It is mandatory to carry ID Proof for the trek. (Soft Copy to be sent to us in Advance & original to be carried along)
Har Ki Dun trek best time is March to May.
The stay at Sankri will be at guesthouse/homestay and we will camp during the rest of the trek.
We use four-season tents and the sleeping bags we use are rated from -15 to -20 degree celcius.
We dig dry pit toilets and set up one toilet tent per batch of seven participants.
The temperatures vary from 15 degrees in the day to -1 degree during the nights.
There will be snow during the Har Ki Dun trek in the months of March and April. Post-mid-November you can expect snow if there is a fresh snowfall.
A Trek leader will be assigned to lead you on the trek.
A trekking pole comes handy while trekking in the snow.
You can shop at the base village Sankri.
Yes, it is completely safe for solo women travellers.
The pickup will be from Outside ISBT, Dehradun at 7:00 AM to Sankri (the base village of the trek) and the drop on the last day will be at the same place in Dehradun by/before 8:00 PM.
Our community is an integral part of us and we take pride in our trekkers and climbers. When you complete at least three days on any trek or expedition with us, you become eligible for our membership and referral programs.

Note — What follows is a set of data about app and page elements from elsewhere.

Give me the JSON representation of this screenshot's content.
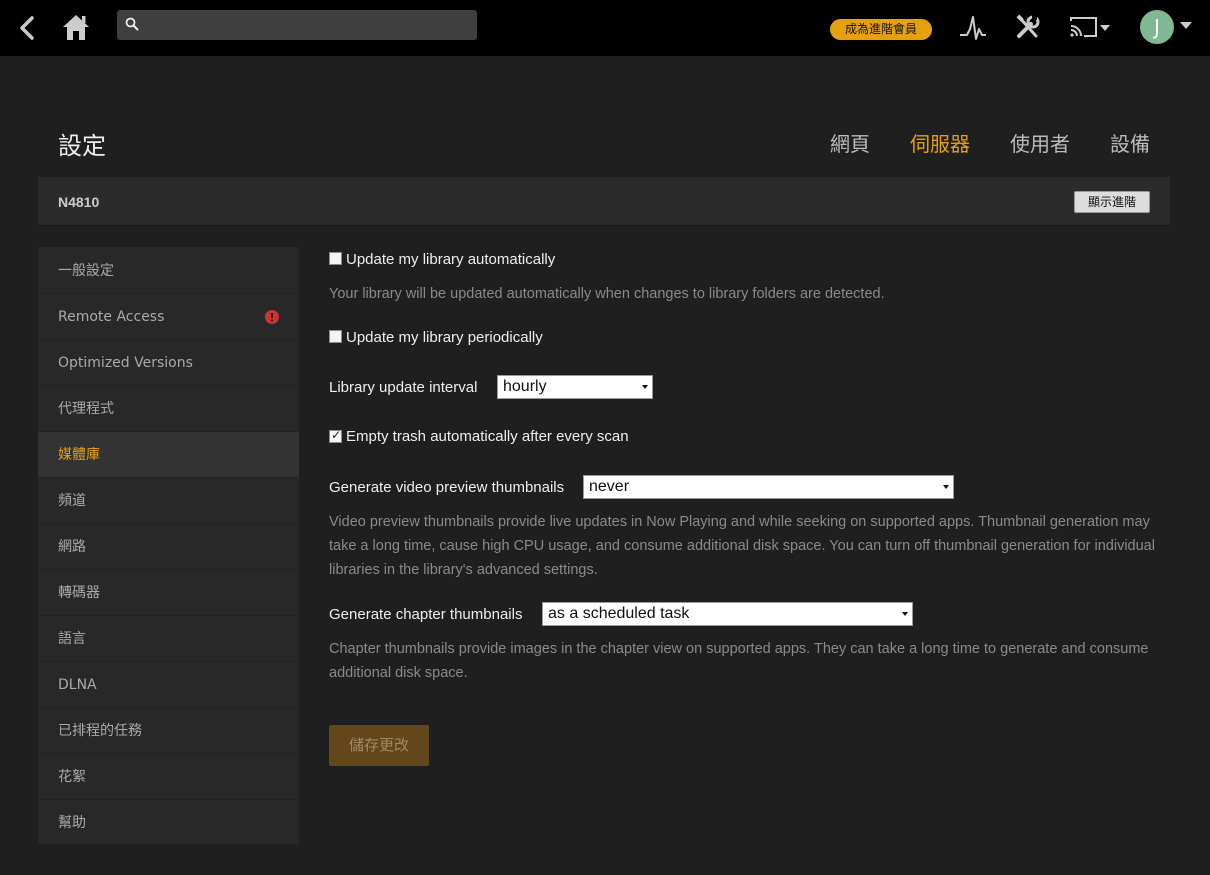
{
  "topbar": {
    "search_placeholder": "",
    "premium_label": "成為進階會員",
    "avatar_letter": "J",
    "icons": [
      "back-icon",
      "home-icon",
      "search-icon",
      "activity-icon",
      "tools-icon",
      "cast-icon",
      "avatar"
    ]
  },
  "header": {
    "title": "設定",
    "tabs": [
      {
        "label": "網頁",
        "active": false
      },
      {
        "label": "伺服器",
        "active": true
      },
      {
        "label": "使用者",
        "active": false
      },
      {
        "label": "設備",
        "active": false
      }
    ]
  },
  "server": {
    "name": "N4810",
    "advanced_label": "顯示進階"
  },
  "sidebar": {
    "items": [
      {
        "label": "一般設定",
        "active": false
      },
      {
        "label": "Remote Access",
        "active": false,
        "alert": true
      },
      {
        "label": "Optimized Versions",
        "active": false
      },
      {
        "label": "代理程式",
        "active": false
      },
      {
        "label": "媒體庫",
        "active": true
      },
      {
        "label": "頻道",
        "active": false
      },
      {
        "label": "網路",
        "active": false
      },
      {
        "label": "轉碼器",
        "active": false
      },
      {
        "label": "語言",
        "active": false
      },
      {
        "label": "DLNA",
        "active": false
      },
      {
        "label": "已排程的任務",
        "active": false
      },
      {
        "label": "花絮",
        "active": false
      },
      {
        "label": "幫助",
        "active": false
      }
    ]
  },
  "settings": {
    "auto_update": {
      "label": "Update my library automatically",
      "checked": false,
      "help": "Your library will be updated automatically when changes to library folders are detected."
    },
    "periodic_update": {
      "label": "Update my library periodically",
      "checked": false
    },
    "update_interval": {
      "label": "Library update interval",
      "value": "hourly"
    },
    "empty_trash": {
      "label": "Empty trash automatically after every scan",
      "checked": true
    },
    "video_thumbnails": {
      "label": "Generate video preview thumbnails",
      "value": "never",
      "help": "Video preview thumbnails provide live updates in Now Playing and while seeking on supported apps. Thumbnail generation may take a long time, cause high CPU usage, and consume additional disk space. You can turn off thumbnail generation for individual libraries in the library's advanced settings."
    },
    "chapter_thumbnails": {
      "label": "Generate chapter thumbnails",
      "value": "as a scheduled task",
      "help": "Chapter thumbnails provide images in the chapter view on supported apps. They can take a long time to generate and consume additional disk space."
    },
    "save_label": "儲存更改"
  },
  "colors": {
    "accent": "#e5a00d",
    "background": "#1f1f1f",
    "topbar": "#000000",
    "sidebar": "#282828",
    "alert": "#cc3333"
  }
}
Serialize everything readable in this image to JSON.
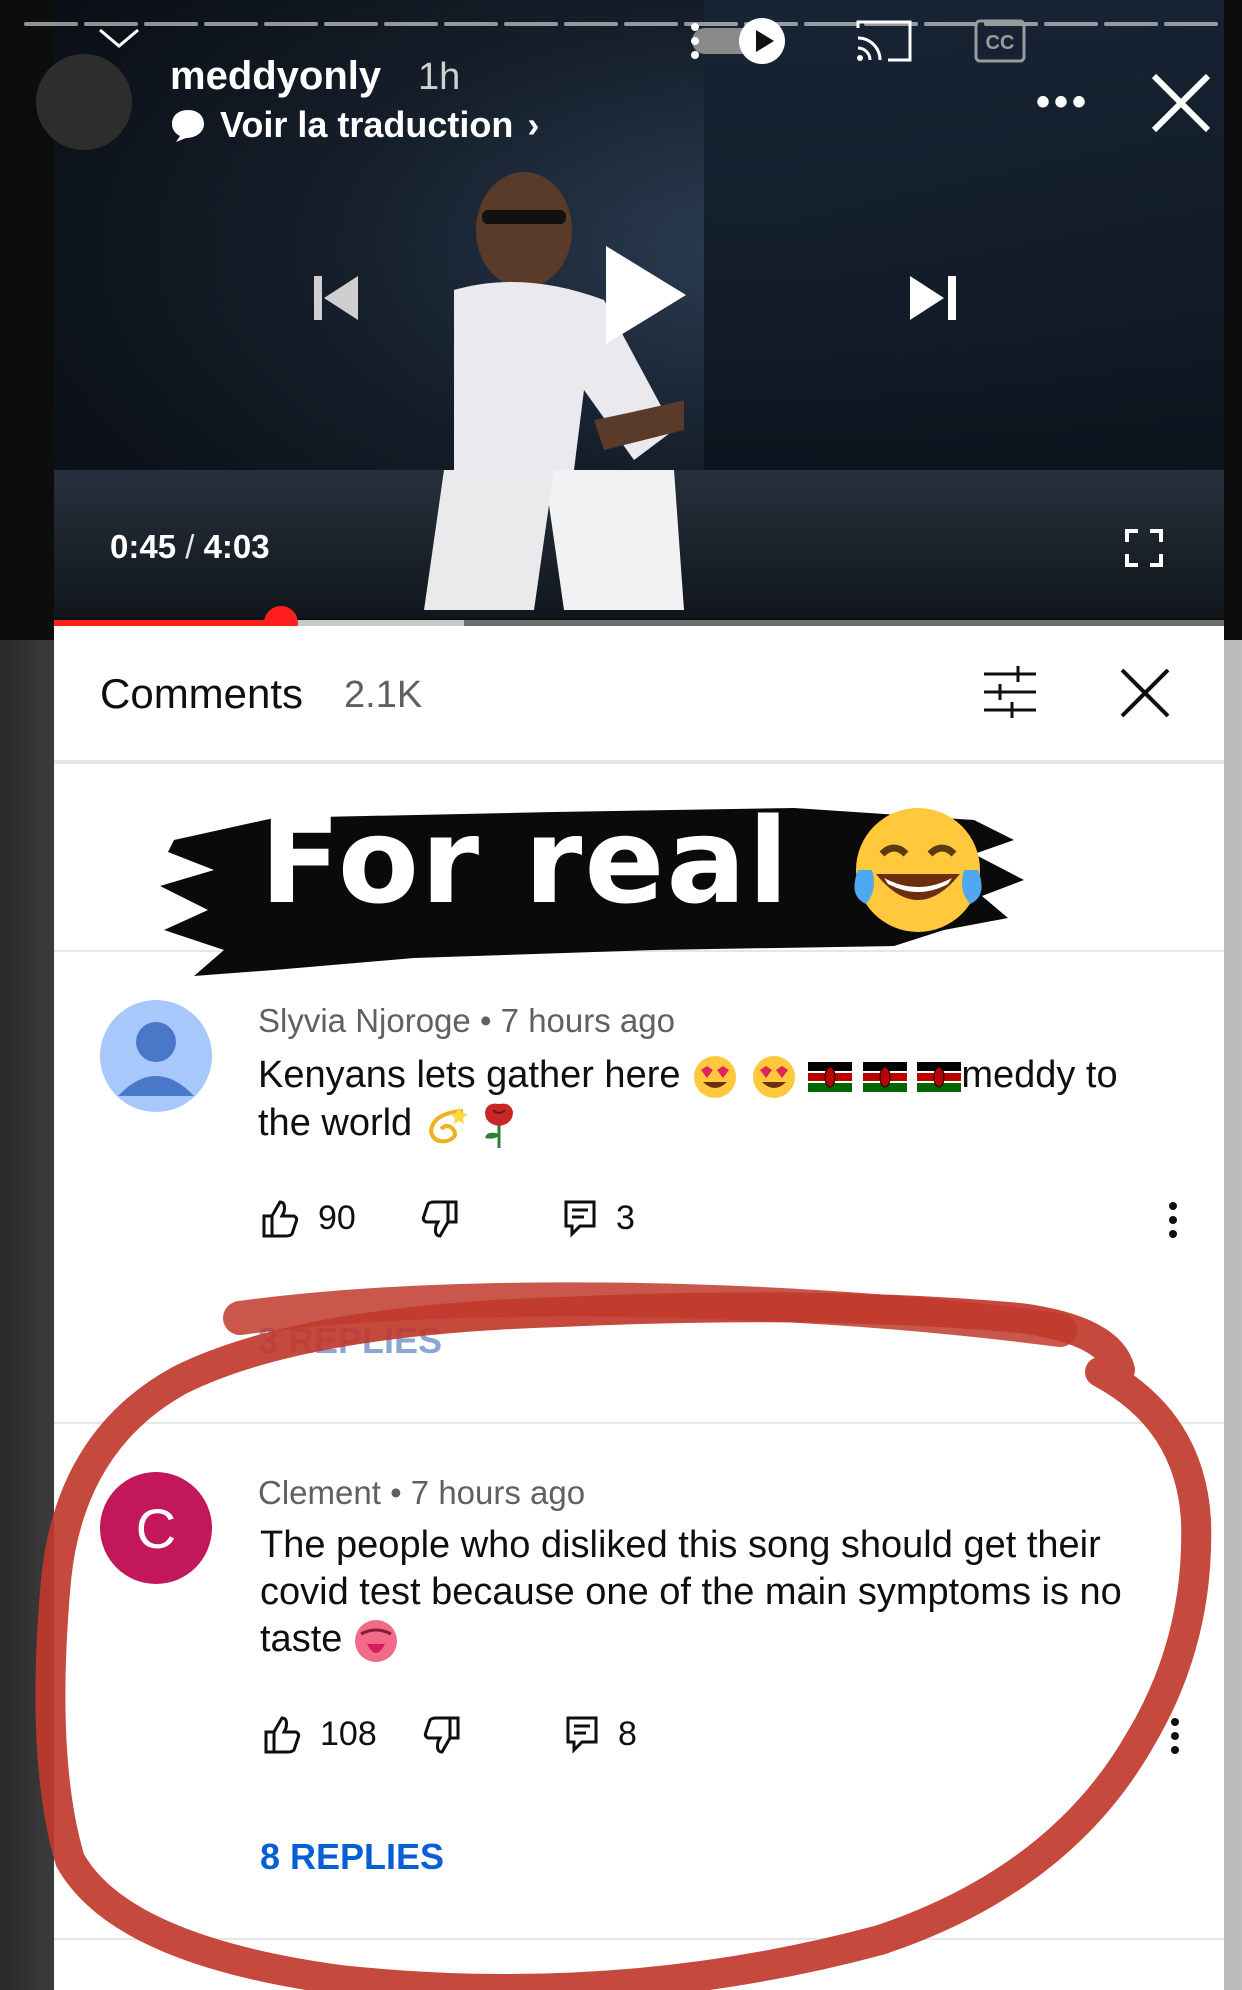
{
  "story": {
    "username": "meddyonly",
    "posted_ago": "1h",
    "translate_label": "Voir la traduction",
    "more_label": "•••"
  },
  "video": {
    "current_time": "0:45",
    "separator": "/",
    "duration": "4:03",
    "progress_fraction": 0.185
  },
  "comments_panel": {
    "title": "Comments",
    "count": "2.1K"
  },
  "sticker": {
    "text": "For real"
  },
  "comments": [
    {
      "author": "Slyvia Njoroge",
      "ago": "7 hours ago",
      "text_line1": "Kenyans lets gather here",
      "text_after_flags": "meddy to",
      "text_line2": "the world",
      "likes": "90",
      "reply_count": "3",
      "replies_label": "3 REPLIES"
    },
    {
      "author": "Clement",
      "avatar_letter": "C",
      "ago": "7 hours ago",
      "text": "The people who disliked this song should get their covid test because one of the main symptoms is no taste",
      "likes": "108",
      "reply_count": "8",
      "replies_label": "8 REPLIES"
    }
  ],
  "colors": {
    "progress_red": "#ff1e1e",
    "replies_blue": "#065fd4",
    "clement_avatar": "#c2185b",
    "default_avatar": "#a8c7fa",
    "ink_circle": "#c0392b"
  },
  "icons": {
    "play": "play-icon",
    "prev": "previous-icon",
    "next": "next-icon",
    "fullscreen": "fullscreen-icon",
    "cast": "cast-icon",
    "captions": "captions-icon",
    "sort": "sort-icon",
    "close": "close-icon",
    "like": "thumbs-up-icon",
    "dislike": "thumbs-down-icon",
    "reply": "reply-icon"
  }
}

For us, a successful summit is not about reaching the highest point of a mountain but about making it safely back to base.
Cancellations up to 30 days prior to departure date
Between 30 days to 15 days prior to departure
Less than 15 days of departure
No Cash Refund
Cancellations up to 5 days prior to departure date
Cancellations less than 5 days prior to departure